There is some debate as to who originally invented the incandescent light bulb. Some say Thomas Edison whilst others say Sir Joseph Swan. There are also those who claim both of these great minds were merely tweaking existing devices. What is certain is that the incandescent light bulb is going the way of anyone that staked a claim on its invention.
Today, Argentina, Australia, Brazil, Columbia, Cuba and Mexico have already prohibited the use of the highly wasteful bulbs, while Canada, China, the European Union and the United States are in the process of turning out incandescent light bulbs for good because of how inefficient they are.
In the European Union, we have the Ecodesign Directive to thank for ensuring wasteful electrical products are gradually becoming replaced by more efficient ones. The directive stipulates the ecological requirements of electrical products manufactured and used within the EU. The incandescent light bulb is just one product that doesn't make the grade. In fact, the phasing out of the bulbs is predicted to reduce annual CO2 emissions by 16 million tons in 2020.
A far bigger offender than the infamous incandescent light bulb is the electric motor, accounting for about two thirds of industrial power consumption and about 45% of global power consumption as a whole. Ensuring maximum efficiency from electric motors is a must.

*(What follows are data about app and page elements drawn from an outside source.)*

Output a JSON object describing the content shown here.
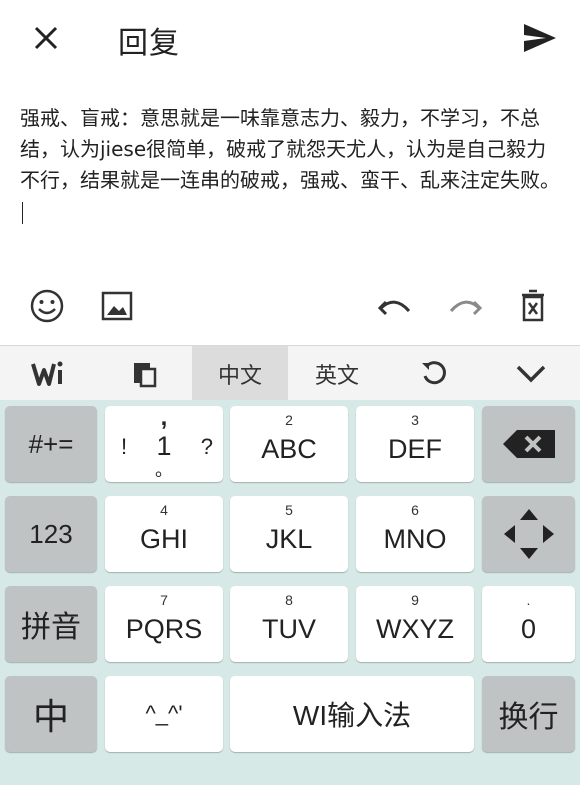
{
  "header": {
    "title": "回复"
  },
  "editor": {
    "text": "强戒、盲戒：意思就是一味靠意志力、毅力，不学习，不总结，认为jiese很简单，破戒了就怨天尤人，认为是自己毅力不行，结果就是一连串的破戒，强戒、蛮干、乱来注定失败。"
  },
  "toolbar": {
    "left_icons": [
      "emoji-icon",
      "image-icon"
    ],
    "right_icons": [
      "undo-icon",
      "redo-icon",
      "delete-icon"
    ]
  },
  "keyboard": {
    "bar": {
      "chinese": "中文",
      "english": "英文"
    },
    "row1": {
      "symbols": "#+=",
      "k1_top": ",",
      "k1_left": "!",
      "k1_main": "1",
      "k1_right": "?",
      "k1_bottom": "。",
      "k2_num": "2",
      "k2": "ABC",
      "k3_num": "3",
      "k3": "DEF"
    },
    "row2": {
      "numeric": "123",
      "k4_num": "4",
      "k4": "GHI",
      "k5_num": "5",
      "k5": "JKL",
      "k6_num": "6",
      "k6": "MNO"
    },
    "row3": {
      "pinyin": "拼音",
      "k7_num": "7",
      "k7": "PQRS",
      "k8_num": "8",
      "k8": "TUV",
      "k9_num": "9",
      "k9": "WXYZ",
      "k0_dot": ".",
      "k0": "0"
    },
    "row4": {
      "zh": "中",
      "face": "^_^'",
      "space": "WI输入法",
      "enter": "换行"
    }
  }
}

In 2014, the Department of Energy and Climate Change (DECC) released a preparatory study that identified the environmental improvement potential for products outside the scope of Regulation 640/2009 of the Ecodesign Directive. This study is called Lot 30 and refers to special motors and variable speed drives (VSDs).

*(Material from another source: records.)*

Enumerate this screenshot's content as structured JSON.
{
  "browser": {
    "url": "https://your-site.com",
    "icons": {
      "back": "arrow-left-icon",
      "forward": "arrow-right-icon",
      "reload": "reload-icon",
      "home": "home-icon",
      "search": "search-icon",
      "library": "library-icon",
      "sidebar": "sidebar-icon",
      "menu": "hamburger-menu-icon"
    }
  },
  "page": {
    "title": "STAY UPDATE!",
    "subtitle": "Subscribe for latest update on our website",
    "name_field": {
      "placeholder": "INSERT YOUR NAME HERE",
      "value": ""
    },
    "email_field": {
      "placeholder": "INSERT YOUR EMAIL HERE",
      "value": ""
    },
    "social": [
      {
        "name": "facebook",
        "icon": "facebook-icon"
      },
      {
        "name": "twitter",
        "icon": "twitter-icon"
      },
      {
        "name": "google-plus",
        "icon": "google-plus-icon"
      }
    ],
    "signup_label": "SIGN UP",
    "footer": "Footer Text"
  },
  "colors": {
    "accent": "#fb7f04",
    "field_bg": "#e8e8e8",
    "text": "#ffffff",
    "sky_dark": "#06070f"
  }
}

In September 2014, the Institution of Engineering and Technology (IET) responded to a request for comments regarding Lot 30 and highlighted some interesting points within the draft regulation.

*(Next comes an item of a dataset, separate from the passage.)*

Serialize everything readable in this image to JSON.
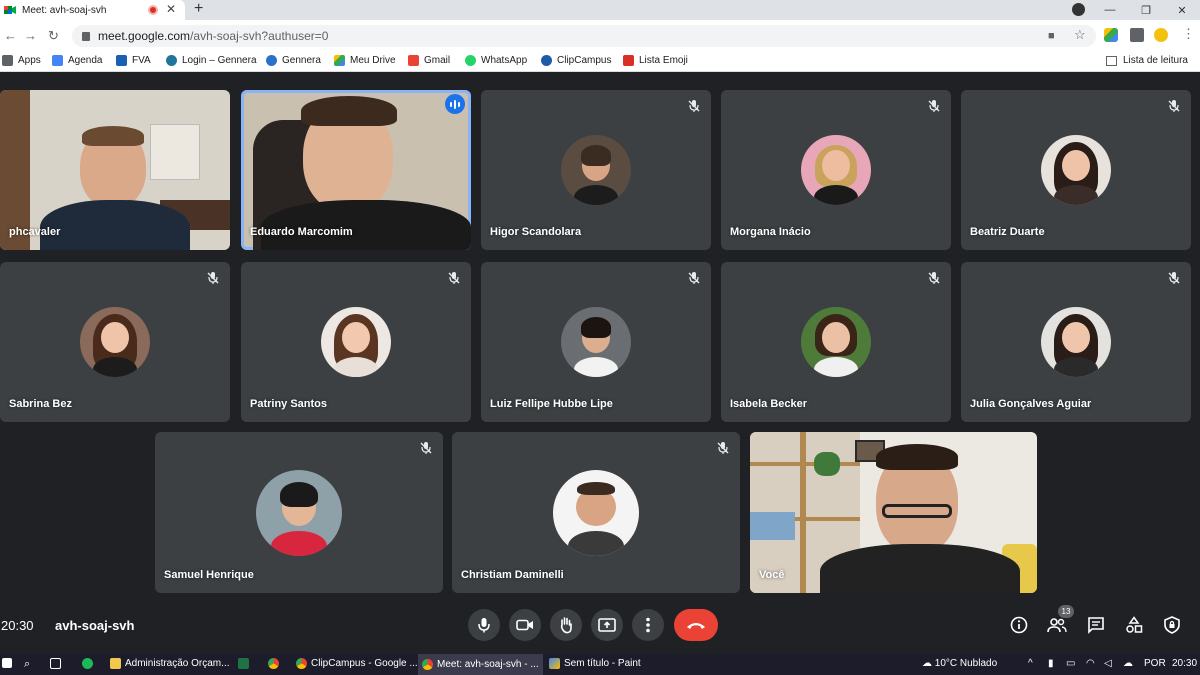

The points that the IET picked up on were in regards to the unclear efficiency regulations concerning variable speed drive (VSD) and motor combinations. The difficulty in regulating the area stems from the flexibility of the modern general purpose VSD's. Energy losses depend closely on operational settings. For example, if a VSD has a low switching frequency, losses would be much lower than practical operations settings. However, this isn't taken into account by the current framework of the Ecodesign Directive.
A beneficial feature of the modern VSD is that functionality often spans beyond conventional motor control. Sequencing, process control, motion control and system control are associated with using more energy than an average VSD function. These are important elements of drive system design and energy loss from these should be excluded from maximum loss figures so as not to discourage designers.
The main problem is that efficiency can't be effectively measured for motors that are specifically designed to operate only with a VSD. The IET recommends instead that these types of motors be specifically excluded from the regulations.
Furthermore, the IET commented that current regulations don't explicitly address the difficulty in calculating the overall efficiency of a motor operating in tandem with a VSD. Its recommendation is for a review of this combination in the next assessment process.
The IET also highlights the increasing sales of VSDs for medium voltage motors (1-35kV) and recommends that this be taken into account in the next assessment process as well.
The final point raised, and one which we here at European Automation agree with unwaveringly, is that there needs to be more onus on the manufacturer to ensure access data for each model and build variant. Countless times we see clients unsure about what part they need once a breakdown has occurred. Who can honestly say they are completely aware of the year of manufacture for every motor within their operation? But if things go wrong, you might well need to know and quickly.
That's where we come in. Regardless of whether or not you're running a motor or VSD that is now obsolete thanks to the Ecodesign Directive, we can find and replace those parts, sometimes in as little as nine hours. No incandescent bulbs though. Sorry.
Jonathan Wilkins is with European Automation, Stafford, UK.